Narain, who was a marketing director with Citibank NA in Taiwan and head of consumer banking at Standard Chartered Bank in Bangalore, along with his friends, invested around Rs850,000 to buy 40 work stations and also rent an office space for the BPO.
Prasanth, who has an MBA and a thriving tech-support venture called Travee Solutions, and Avvagari, a systems manager with Hewlett Packard Co. in California, are the other two directors.
Initially, the venture waited for word-of-mouth to bring in customers, but “we are now looking at seriously marketing the advantages of outsourcing to potential clients not only because we are 40-60% cheaper, but also because we do not have to face the urban challenges of high attrition,” said Narain.
The pitch appears to be working.
In addition to HDFC, Sai Seva also processes insurance claims for microfinance company Basix as well as Royal Sundaram Finance.
When HDFC chief information officer C.N. Ram first came across this venture, he immediately pitched for it to the top brass at bank. “We were battling with high attrition rates at our back office, and it was becoming an unviable proposition,” he said. “We have lent around Rs500 crore to a million families in villages under our microfinance business, providing a huge opportunity to scale up on outsourcing.
HDFC has started with outsourcing of data capture for account opening forms and would look at more activities such as data filling and other forms processing if the pilot project with Sai Seva goes well, he said.
“We can replicate this model endlessly across many destinations,” added Ram. “Whatever we are outsourcing is a critical piece for our business.”
Meanwhile, existing customers, such as Royal Sundaram, are already talking about giving new work around their entire national retail health-care venture.
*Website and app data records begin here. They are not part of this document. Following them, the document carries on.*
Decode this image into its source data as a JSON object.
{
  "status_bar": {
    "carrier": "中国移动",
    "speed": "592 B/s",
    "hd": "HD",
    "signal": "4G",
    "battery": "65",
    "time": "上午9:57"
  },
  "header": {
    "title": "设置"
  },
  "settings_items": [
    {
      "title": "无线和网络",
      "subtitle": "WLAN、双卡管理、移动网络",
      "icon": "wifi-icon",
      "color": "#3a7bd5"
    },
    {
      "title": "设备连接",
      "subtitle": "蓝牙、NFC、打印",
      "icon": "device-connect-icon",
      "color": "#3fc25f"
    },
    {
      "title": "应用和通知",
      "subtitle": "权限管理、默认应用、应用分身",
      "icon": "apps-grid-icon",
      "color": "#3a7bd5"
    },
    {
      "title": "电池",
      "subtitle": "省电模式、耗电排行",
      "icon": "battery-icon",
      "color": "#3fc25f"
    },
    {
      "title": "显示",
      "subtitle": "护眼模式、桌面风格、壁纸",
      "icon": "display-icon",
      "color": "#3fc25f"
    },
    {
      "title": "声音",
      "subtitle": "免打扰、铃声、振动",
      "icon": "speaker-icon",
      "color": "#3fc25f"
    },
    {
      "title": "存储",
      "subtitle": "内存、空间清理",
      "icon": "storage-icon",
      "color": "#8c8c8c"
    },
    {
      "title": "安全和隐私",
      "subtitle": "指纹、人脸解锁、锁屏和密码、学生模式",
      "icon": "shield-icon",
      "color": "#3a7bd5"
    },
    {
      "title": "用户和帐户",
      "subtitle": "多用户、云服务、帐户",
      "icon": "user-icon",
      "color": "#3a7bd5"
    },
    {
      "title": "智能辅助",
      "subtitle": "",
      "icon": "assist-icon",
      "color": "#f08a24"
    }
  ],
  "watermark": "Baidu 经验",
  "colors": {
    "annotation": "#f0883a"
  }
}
Currently, the BPO is processing over 1,000 claims every month for Royal Sundaram.
Lower costs is clearly one reason.
Raju, one of the co-founders, notes that while per seat cost in an urban location, such as Chennai, hovers around Rs15,000, it could be as low as Rs10,000 in the village. “Beyond salary costs, one can also save a lot on infrastructure costs and attrition costs,” she said.
A 1,000 sq. ft office in Chennai could cost as much as Rs35,000 a month when compared with a monthly rent of around Rs10,000 in Puttaparthi.
While many would argue that getting employable youths in such villages could be a challenge, “we have already got over 250 CVs and still get almost five job enquiries every single day,” said Sai Krishna, project manager with Sai Seva, who left his job at MMC Infotech in Chennai to manage the operations of the village BPO.
Candidates such as Sai Prasad, 21, who joined as an office boy at the venture a few months ago, was recently inducted as a full-time employee working on the HDFC project. “He showed a lot of interest in moving to the operations role, and even picked up typing speed from nowhere to around 62 words per minute,” said Krishna. Adds Raju: “We want to take these jobs to the villages and not get them to migrate.”
Employees such as Babu and Prasad are paid around Rs3,500 each month apart from Rs500 that goes into their bank accounts. They are also eligible for a bonus and medical insurance.
Most of the employees at the BPO now speak fluent English. “We put a box in the hall, wherein anybody speaking a word in Telugu has to donate Rs5. After the first few weeks of utter silence, now many are speaking good English,” said Krishna.
With an eye on expansion, Sai Seva has already started training local village youths on basic computer skills such as Microsoft Office, “as it also helps build a pool of resource for any future new business,” said Krishna, noting that “it would be difficult to go beyond 200 seats in Puttaparthi.”
With new business coming in, Sai Seva is looking at more rural centres in locations such as Bagepally and Kuppam in AP, “and will have centres in over 25 villages across the country in the coming few years,” said Narain.